- Opening Delimiter -

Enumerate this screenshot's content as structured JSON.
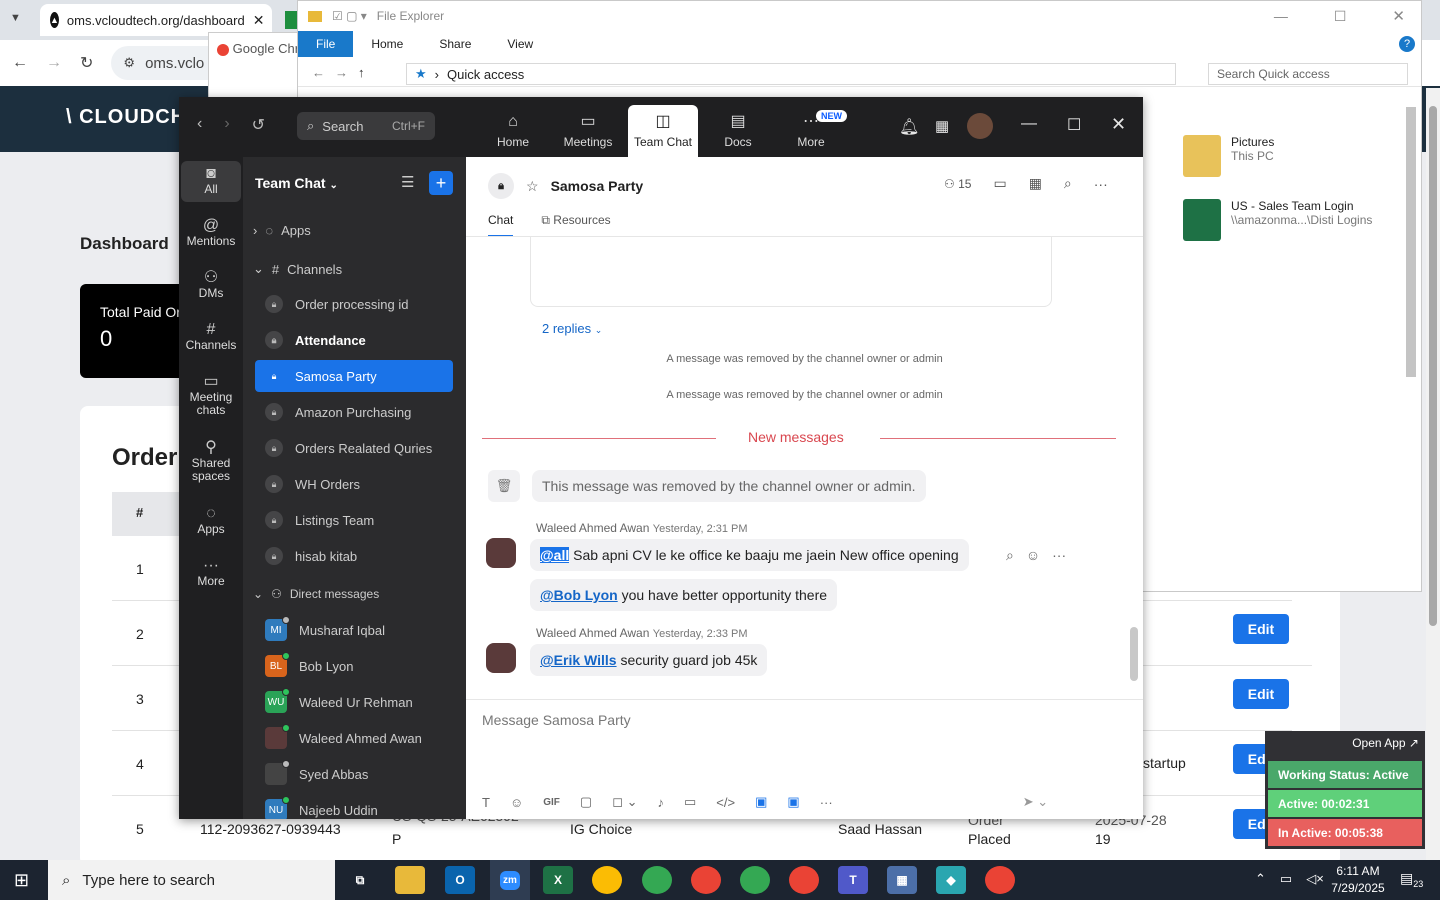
{
  "chrome": {
    "tab_title": "oms.vcloudtech.org/dashboard",
    "url": "oms.vclo",
    "popup_title": "Google Chr"
  },
  "site": {
    "logo": "\\ CLOUDCH",
    "dashboard_title": "Dashboard",
    "paid_card_label": "Total Paid Or",
    "paid_card_value": "0",
    "orders_title": "Order",
    "orders_header_num": "#",
    "row_numbers": [
      "1",
      "2",
      "3",
      "4",
      "5"
    ],
    "edit_label": "Edit",
    "row5": {
      "order_id": "112-2093627-0939443",
      "sku": "US-QS-25-AE62592",
      "sku_suffix": "P",
      "company": "IG Choice",
      "agent": "Saad Hassan",
      "status": "Order",
      "status2": "Placed",
      "date": "2025-07-28",
      "date2": "19"
    },
    "row4_note": "startup"
  },
  "explorer": {
    "title": "File Explorer",
    "ribbon": [
      "File",
      "Home",
      "Share",
      "View"
    ],
    "path": "Quick access",
    "search_placeholder": "Search Quick access",
    "items": [
      {
        "name": "Pictures",
        "sub": "This PC"
      },
      {
        "name": "US - Sales Team Login",
        "sub": "\\\\amazonma...\\Disti Logins"
      }
    ]
  },
  "zoom": {
    "search_label": "Search",
    "search_shortcut": "Ctrl+F",
    "tabs": [
      {
        "label": "Home",
        "icon": "⌂"
      },
      {
        "label": "Meetings",
        "icon": "▭"
      },
      {
        "label": "Team Chat",
        "icon": "◫"
      },
      {
        "label": "Docs",
        "icon": "▤"
      },
      {
        "label": "More",
        "icon": "⋯"
      }
    ],
    "new_badge": "NEW",
    "rail": [
      {
        "label": "All",
        "icon": "◙"
      },
      {
        "label": "Mentions",
        "icon": "@"
      },
      {
        "label": "DMs",
        "icon": "⚇"
      },
      {
        "label": "Channels",
        "icon": "#"
      },
      {
        "label": "Meeting chats",
        "icon": "▭"
      },
      {
        "label": "Shared spaces",
        "icon": "⚲"
      },
      {
        "label": "Apps",
        "icon": "◌"
      },
      {
        "label": "More",
        "icon": "···"
      }
    ],
    "sidebar": {
      "title": "Team Chat",
      "apps_label": "Apps",
      "channels_label": "Channels",
      "channels": [
        "Order processing id",
        "Attendance",
        "Samosa Party",
        "Amazon Purchasing",
        "Orders Realated Quries",
        "WH Orders",
        "Listings Team",
        "hisab kitab"
      ],
      "dm_label": "Direct messages",
      "dms": [
        {
          "name": "Musharaf Iqbal",
          "initials": "MI",
          "color": "#2f7bbd"
        },
        {
          "name": "Bob Lyon",
          "initials": "BL",
          "color": "#d8641c"
        },
        {
          "name": "Waleed Ur Rehman",
          "initials": "WU",
          "color": "#2aa357"
        },
        {
          "name": "Waleed Ahmed Awan",
          "initials": "",
          "color": "#5a3a3a"
        },
        {
          "name": "Syed Abbas",
          "initials": "",
          "color": "#444444"
        },
        {
          "name": "Najeeb Uddin",
          "initials": "NU",
          "color": "#2f7bbd"
        }
      ]
    },
    "channel": {
      "name": "Samosa Party",
      "member_count": "15",
      "tabs": [
        "Chat",
        "Resources"
      ],
      "replies": "2 replies",
      "removed_small": "A message was removed by the channel owner or admin",
      "new_messages": "New messages",
      "removed_big": "This message was removed by the channel owner or admin.",
      "msg1_sender": "Waleed Ahmed Awan",
      "msg1_time": "Yesterday, 2:31 PM",
      "msg1_mention": "@all",
      "msg1_text": " Sab apni CV le ke office ke baaju me jaein New office opening",
      "msg2_mention": "@Bob Lyon",
      "msg2_text": " you have better opportunity there",
      "msg3_sender": "Waleed Ahmed Awan",
      "msg3_time": "Yesterday, 2:33 PM",
      "msg3_mention": "@Erik Wills",
      "msg3_text": " security guard job 45k",
      "composer_placeholder": "Message Samosa Party"
    }
  },
  "status_widget": {
    "open_app": "Open App ↗",
    "working": "Working Status: Active",
    "active": "Active: 00:02:31",
    "inactive": "In Active: 00:05:38",
    "colors": {
      "working": "#4aa86a",
      "active": "#5fd07a",
      "inactive": "#e8605e"
    }
  },
  "taskbar": {
    "search_placeholder": "Type here to search",
    "time": "6:11 AM",
    "date": "7/29/2025",
    "notif_count": "23"
  }
}
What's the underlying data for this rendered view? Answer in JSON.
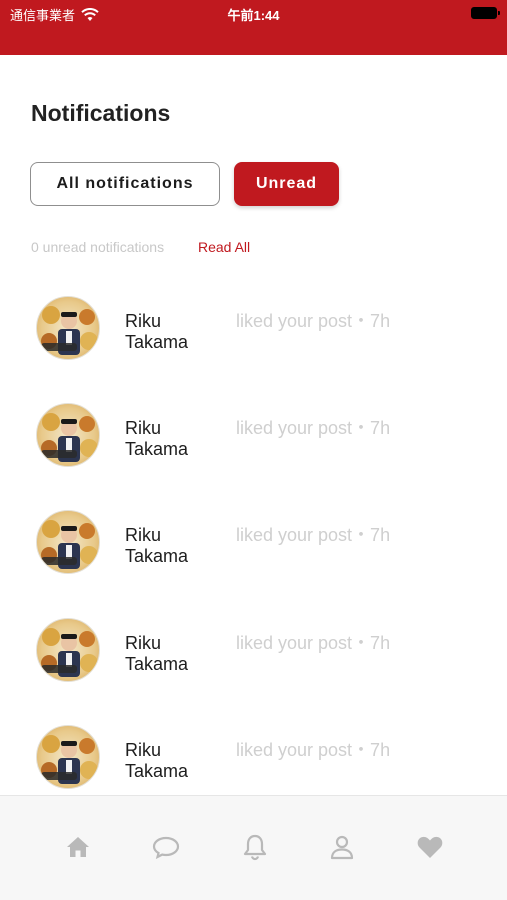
{
  "status_bar": {
    "carrier": "通信事業者",
    "time": "午前1:44"
  },
  "header": {
    "title": "Notifications"
  },
  "tabs": {
    "all_label": "All notifications",
    "unread_label": "Unread",
    "active": "Unread"
  },
  "summary": {
    "unread_text": "0 unread notifications",
    "read_all_label": "Read All"
  },
  "notifications": [
    {
      "name": "Riku Takama",
      "message": "liked your post・7h"
    },
    {
      "name": "Riku Takama",
      "message": "liked your post・7h"
    },
    {
      "name": "Riku Takama",
      "message": "liked your post・7h"
    },
    {
      "name": "Riku Takama",
      "message": "liked your post・7h"
    },
    {
      "name": "Riku Takama",
      "message": "liked your post・7h"
    }
  ],
  "bottom_nav": {
    "items": [
      "home-icon",
      "chat-icon",
      "bell-icon",
      "user-icon",
      "heart-icon"
    ]
  },
  "colors": {
    "brand": "#c0191f",
    "muted_text": "#cfcfcf",
    "nav_icon": "#b9b9b9"
  }
}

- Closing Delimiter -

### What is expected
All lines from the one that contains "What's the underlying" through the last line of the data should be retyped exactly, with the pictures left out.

### Written answer
What's the underlying data for this rendered view? Answer in JSON.
{
  "status_bar": {
    "carrier": "通信事業者",
    "time": "午前1:44"
  },
  "header": {
    "title": "Notifications"
  },
  "tabs": {
    "all_label": "All notifications",
    "unread_label": "Unread",
    "active": "Unread"
  },
  "summary": {
    "unread_text": "0 unread notifications",
    "read_all_label": "Read All"
  },
  "notifications": [
    {
      "name": "Riku Takama",
      "message": "liked your post・7h"
    },
    {
      "name": "Riku Takama",
      "message": "liked your post・7h"
    },
    {
      "name": "Riku Takama",
      "message": "liked your post・7h"
    },
    {
      "name": "Riku Takama",
      "message": "liked your post・7h"
    },
    {
      "name": "Riku Takama",
      "message": "liked your post・7h"
    }
  ],
  "bottom_nav": {
    "items": [
      "home-icon",
      "chat-icon",
      "bell-icon",
      "user-icon",
      "heart-icon"
    ]
  },
  "colors": {
    "brand": "#c0191f",
    "muted_text": "#cfcfcf",
    "nav_icon": "#b9b9b9"
  }
}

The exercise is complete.